It’s not much of an update. I checked around yesterday to see if anything had happened in the defamation lawsuit filed by Joseph Farah of WorldNetDaily against Esquire magazine, who had published a spoof article saying that Jerome Corsi’s book, Where’s the Birth Certificate?, was being recalled and pulped.
I speculated whether the District of Columbia’s anti-SLAPP legislation would apply in this suit in my article “The Empire SLAPPs Back.” WorldNetDaily reports that a decision in the DC District Court case of 3M Company v. Boulter concluded that the DC Anti-SLAPP Act of 2010 does not apply in federal cases. WND wrote (clarification added):
A federal court’s recent ruling that the District of Columbia’s anti-defamation statute does not apply in federal cases [sitting in diversity] could help move forward a federal lawsuit brought by WND against Esquire magazine….

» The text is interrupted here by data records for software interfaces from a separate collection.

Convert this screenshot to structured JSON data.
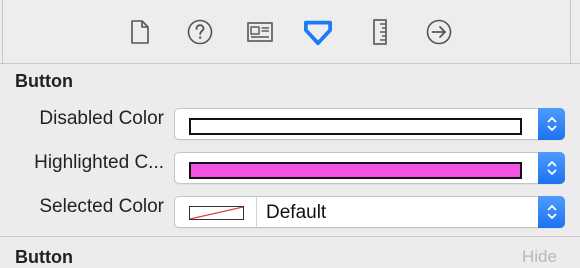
{
  "toolbar": {
    "icons": [
      {
        "name": "file-inspector-icon",
        "color": "#555555"
      },
      {
        "name": "quick-help-icon",
        "color": "#555555"
      },
      {
        "name": "identity-inspector-icon",
        "color": "#555555"
      },
      {
        "name": "attributes-inspector-icon",
        "color": "#1a7cf5",
        "selected": true
      },
      {
        "name": "size-inspector-icon",
        "color": "#555555"
      },
      {
        "name": "connections-inspector-icon",
        "color": "#555555"
      }
    ]
  },
  "section": {
    "title": "Button",
    "rows": [
      {
        "label": "Disabled Color",
        "swatch_color": "#ffffff"
      },
      {
        "label": "Highlighted C...",
        "swatch_color": "#f054e0"
      },
      {
        "label": "Selected Color",
        "value": "Default"
      }
    ]
  },
  "section2": {
    "title": "Button",
    "hide_label": "Hide"
  },
  "colors": {
    "accent": "#1a7cf5",
    "stepper": "#2b82f5",
    "highlight_swatch": "#f054e0",
    "no_color_line": "#e0362c"
  }
}
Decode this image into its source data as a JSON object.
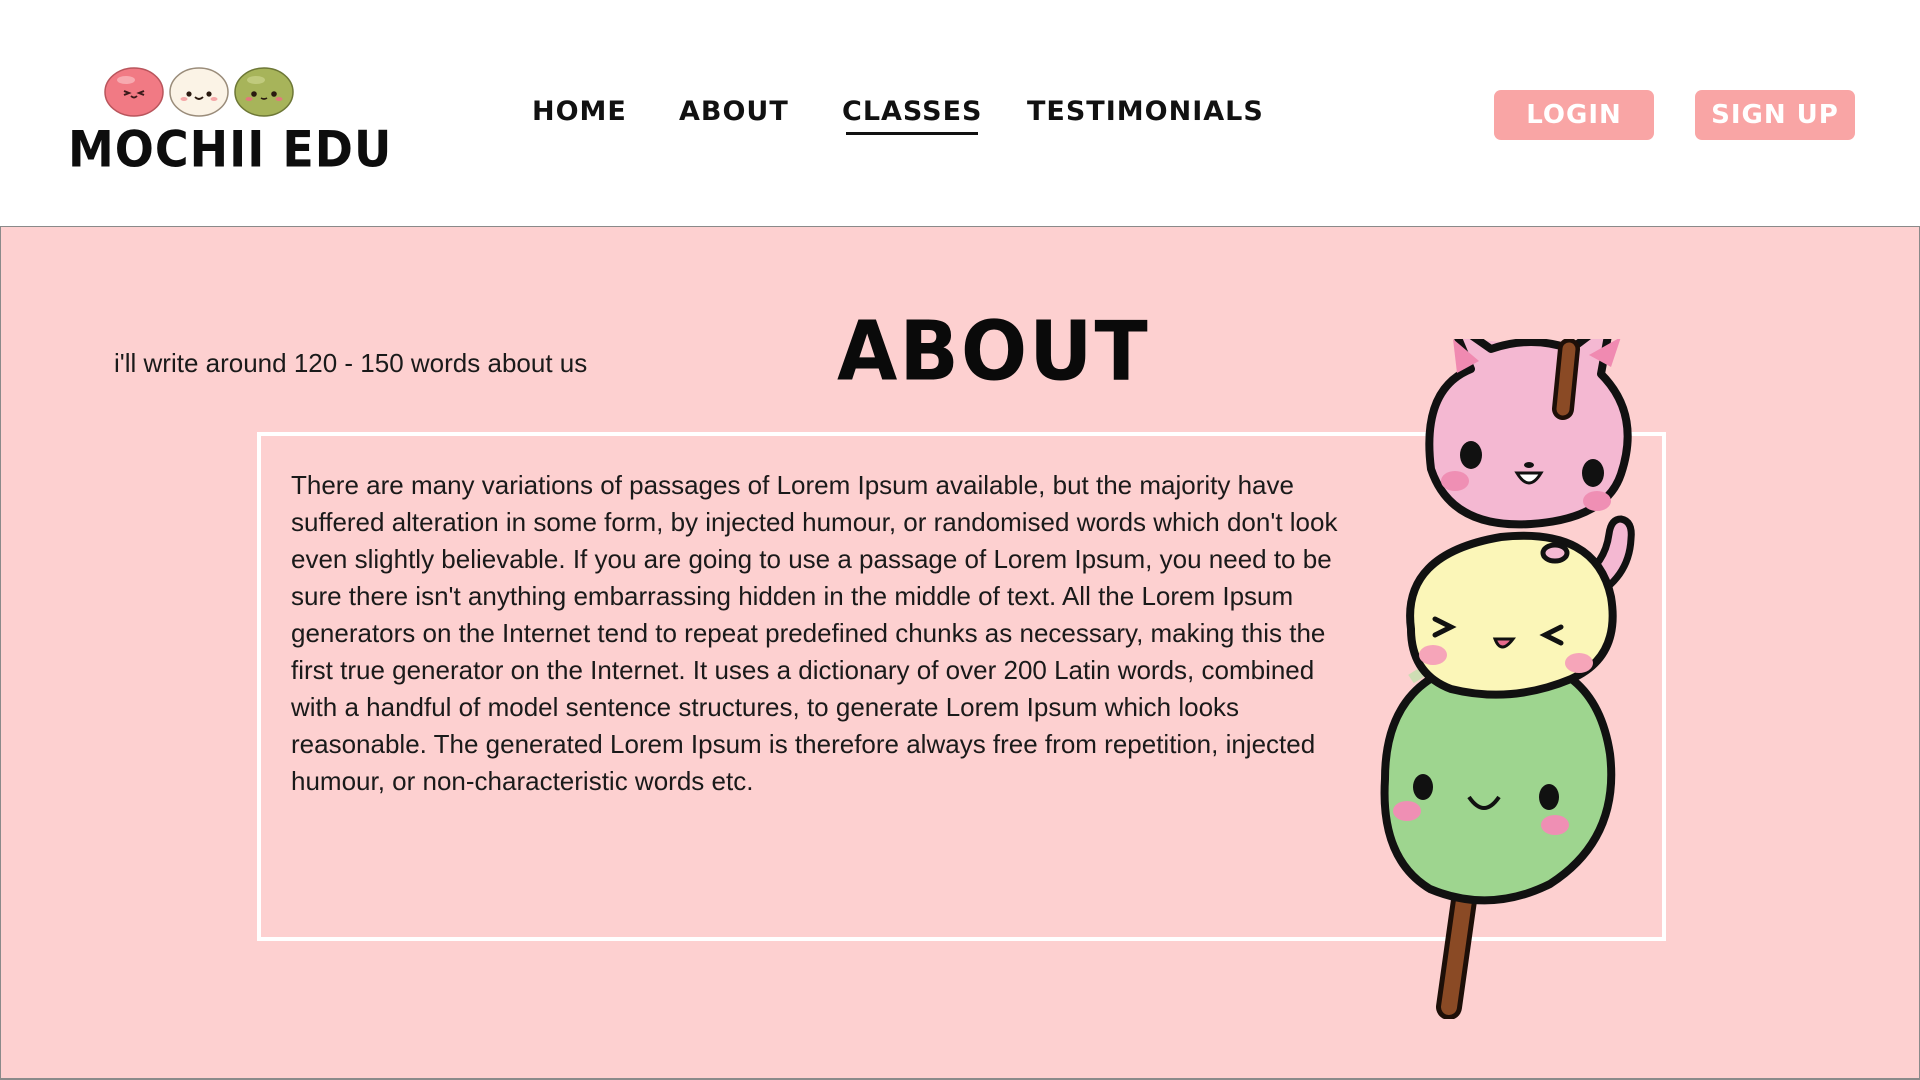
{
  "header": {
    "brand": "MOCHII EDU",
    "logo_icon": "mochi-trio-icon",
    "nav": [
      {
        "label": "HOME",
        "active": false
      },
      {
        "label": "ABOUT",
        "active": false
      },
      {
        "label": "CLASSES",
        "active": true
      },
      {
        "label": "TESTIMONIALS",
        "active": false
      }
    ],
    "login_label": "LOGIN",
    "signup_label": "SIGN UP"
  },
  "main": {
    "note": "i'll write around 120 - 150 words about us",
    "title": "ABOUT",
    "body": "There are many variations of passages of Lorem Ipsum available, but the majority have suffered alteration in some form, by injected humour, or randomised words which don't look even slightly believable. If you are going to use a passage of Lorem Ipsum, you need to be sure there isn't anything embarrassing hidden in the middle of text. All the Lorem Ipsum generators on the Internet tend to repeat predefined chunks as necessary, making this the first true generator on the Internet. It uses a dictionary of over 200 Latin words, combined with a handful of model sentence structures, to generate Lorem Ipsum which looks reasonable. The generated Lorem Ipsum is therefore always free from repetition, injected humour, or non-characteristic words etc.",
    "illustration": "cat-dango-illustration"
  },
  "colors": {
    "accent_pink": "#f9a5a5",
    "background_pink": "#fdd0d0",
    "mochi_pink": "#f4b8d2",
    "mochi_yellow": "#fbf6b8",
    "mochi_green": "#9ed58f"
  }
}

Oh by the way, Farah’s lawyer is none other than Larry Klayman.
Klayman sent the DC Circuit Court notice of the 3M case on February 20. This is what he said:
This is to advise this Court that on February 2, 2012, this Court ruled in 3M Corporation v. Boulter, No. 11-cv-1527 (RLW) (D.D.C.) (Exhibit 1) that the D.C. Anti-SLAPP Act does not apply in this Court, and, as a result, denying the Special Motion to Dismiss under the Anti-SLAPP Act filed by the defendants in that case. It is now the law of this Court that the Anti-SLAPP Act is not applicable. Thus, the Court should respectfully summarily deny Defendant’s special motion to dismiss, which was filed on August 26, 2011, so that discovery may proceed.
Hearst Publishing on February 24 sent the court its own supplemental authority memorandum and commented:
This [Plaintiff’s] conclusion [that SLAPP is inapplicable] is deeply flawed for several reasons, not least that Judge Leon’s opinion [in DC] (and three federal circuits) reached precisely the opposite conclusion.
Judge Leon in Sherrod v. Breitbart had ruled that the DC Anti-SLAPP act was substantive which would lead to the conclusion that the Erie doctrine applies and therefore Anti-SLAPP motions are allowed even though Judge Leon didn’t allow SLAPP in Sherrod for other reasons.
On April 16, plaintiffs moved to have the order staying discovery vacated (removed).